In March, voters approved the FY23 town budget: an increase of $599,044 (6.9%) from FY22, $7,247,019 to be raised through taxes.
The majority of that increase went to paving, in lieu of the voter-approved separate paving article at Town Meeting in 2021. The increase of $400,000 in paving accounts for 6.8% of the 6.9% total increase.
While building the budget, town officials projected an increase in the town’s grand list as a result of the reappraisal, which they believed would offset the remaining $199,000 in the proposed budget increase. They expected no increase in the property tax rate for FY23.
During the budget process, the town estimated that the total town tax rate would be $0.6398. However, the reappraisal showed a substantial increase in the town’s grand list to the tune of 34.4%, meaning the overall value of all Milton properties increased by over a third.
The tax rate approved by the Milton selectboard on July 18 is $0.4888, a $0.151 decrease. This way, the town will still raise the same $7,247,019.
Many Milton residents will see a similar payment to last year for their municipal taxes.
However, if the value of your house increased by more than around 35%, you will see an increase in your taxes, said Milton town manager Don Turner at the July 18 meeting.

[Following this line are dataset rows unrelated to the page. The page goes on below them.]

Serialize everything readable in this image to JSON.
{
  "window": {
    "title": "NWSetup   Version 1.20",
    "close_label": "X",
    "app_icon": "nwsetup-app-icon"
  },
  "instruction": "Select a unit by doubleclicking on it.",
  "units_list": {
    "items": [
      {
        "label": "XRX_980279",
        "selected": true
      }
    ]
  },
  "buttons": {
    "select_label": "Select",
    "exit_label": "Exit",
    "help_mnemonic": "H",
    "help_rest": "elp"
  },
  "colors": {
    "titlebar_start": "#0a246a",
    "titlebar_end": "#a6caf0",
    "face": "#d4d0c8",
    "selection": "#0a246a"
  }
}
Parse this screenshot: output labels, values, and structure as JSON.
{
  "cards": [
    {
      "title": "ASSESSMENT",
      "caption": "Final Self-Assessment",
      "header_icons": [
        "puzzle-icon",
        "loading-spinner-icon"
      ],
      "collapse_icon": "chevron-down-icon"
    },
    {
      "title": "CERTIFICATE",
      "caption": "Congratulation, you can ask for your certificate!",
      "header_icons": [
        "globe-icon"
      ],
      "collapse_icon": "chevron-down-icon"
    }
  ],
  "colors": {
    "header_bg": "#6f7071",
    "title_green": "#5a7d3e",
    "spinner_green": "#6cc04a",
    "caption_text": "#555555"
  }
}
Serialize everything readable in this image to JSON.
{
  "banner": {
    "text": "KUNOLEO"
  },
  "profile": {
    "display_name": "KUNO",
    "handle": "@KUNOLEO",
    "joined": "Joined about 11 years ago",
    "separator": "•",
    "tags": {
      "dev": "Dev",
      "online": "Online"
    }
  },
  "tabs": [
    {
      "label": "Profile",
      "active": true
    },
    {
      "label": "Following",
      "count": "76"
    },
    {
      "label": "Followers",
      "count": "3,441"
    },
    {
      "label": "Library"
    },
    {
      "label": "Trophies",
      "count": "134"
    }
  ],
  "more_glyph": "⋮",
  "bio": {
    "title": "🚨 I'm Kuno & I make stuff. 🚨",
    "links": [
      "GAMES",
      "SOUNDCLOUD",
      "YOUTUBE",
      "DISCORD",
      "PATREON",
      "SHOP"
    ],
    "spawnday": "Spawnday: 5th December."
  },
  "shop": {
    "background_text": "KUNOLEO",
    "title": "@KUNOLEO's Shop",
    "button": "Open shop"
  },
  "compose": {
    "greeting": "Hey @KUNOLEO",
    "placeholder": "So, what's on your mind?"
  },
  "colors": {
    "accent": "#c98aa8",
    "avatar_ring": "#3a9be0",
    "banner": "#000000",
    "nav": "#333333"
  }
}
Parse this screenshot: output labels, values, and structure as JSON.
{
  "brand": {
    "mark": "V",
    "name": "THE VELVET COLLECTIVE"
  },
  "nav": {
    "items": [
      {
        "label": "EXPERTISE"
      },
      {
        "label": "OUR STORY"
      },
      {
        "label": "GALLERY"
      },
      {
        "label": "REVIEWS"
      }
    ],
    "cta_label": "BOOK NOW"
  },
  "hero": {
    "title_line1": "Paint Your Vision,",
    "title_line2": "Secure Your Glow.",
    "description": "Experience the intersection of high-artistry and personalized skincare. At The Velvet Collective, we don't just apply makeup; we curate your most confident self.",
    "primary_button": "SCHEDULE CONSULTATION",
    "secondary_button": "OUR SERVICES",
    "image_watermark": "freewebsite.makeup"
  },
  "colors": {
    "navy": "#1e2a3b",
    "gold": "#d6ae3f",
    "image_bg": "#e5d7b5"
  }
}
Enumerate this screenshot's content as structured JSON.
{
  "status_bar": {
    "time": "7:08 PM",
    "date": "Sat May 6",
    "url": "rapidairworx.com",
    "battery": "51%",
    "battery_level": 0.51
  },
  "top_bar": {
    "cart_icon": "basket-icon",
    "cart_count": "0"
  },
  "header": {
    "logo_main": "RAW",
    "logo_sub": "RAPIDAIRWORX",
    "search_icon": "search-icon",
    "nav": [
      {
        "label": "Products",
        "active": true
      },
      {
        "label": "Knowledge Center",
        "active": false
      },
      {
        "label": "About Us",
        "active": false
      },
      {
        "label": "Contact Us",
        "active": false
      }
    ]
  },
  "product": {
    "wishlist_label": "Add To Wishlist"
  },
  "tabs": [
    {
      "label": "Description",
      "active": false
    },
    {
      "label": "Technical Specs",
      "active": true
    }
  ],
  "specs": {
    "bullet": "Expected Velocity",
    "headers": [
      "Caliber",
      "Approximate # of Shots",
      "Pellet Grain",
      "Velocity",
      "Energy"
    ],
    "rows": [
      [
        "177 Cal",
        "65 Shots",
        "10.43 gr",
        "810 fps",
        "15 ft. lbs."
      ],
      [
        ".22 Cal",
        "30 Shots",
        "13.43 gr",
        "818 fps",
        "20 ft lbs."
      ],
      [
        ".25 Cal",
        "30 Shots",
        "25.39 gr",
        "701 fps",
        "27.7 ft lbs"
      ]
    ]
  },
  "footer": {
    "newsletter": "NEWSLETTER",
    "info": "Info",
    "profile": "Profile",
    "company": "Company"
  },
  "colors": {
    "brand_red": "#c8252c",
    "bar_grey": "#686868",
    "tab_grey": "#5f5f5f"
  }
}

“As in any process like this, there are winners and losers, winners paying less than they did before. Losers pay more,” Turner said.
Calculating what the big picture of resident’s tax bills will be this year is hard because it varies greatly.
“If you were at that 34% your level is going to essentially be level funded. If you are below that, your taxes are going down,” said Financial Director Amber Baker. “Depending on what your value is, it's going to go up if you're beyond that happy point.”
An example given at the meeting, is if a house was valued at $250,000 last year, that resident was paying the town $5,465 in taxes. If the value of that house increased by $100,000 as a result of the reappraisal, that person would now be paying $395 dollars more.
“The reappraisal was essential to make sure that everybody pays their fair share,” Turner said. “We talked about it two and a half years ago, we had some properties that were way overvalued, some were way undervalued, and so on and so forth. What we have today, based on our reappraisal, is everybody in theory is paying their fair share.”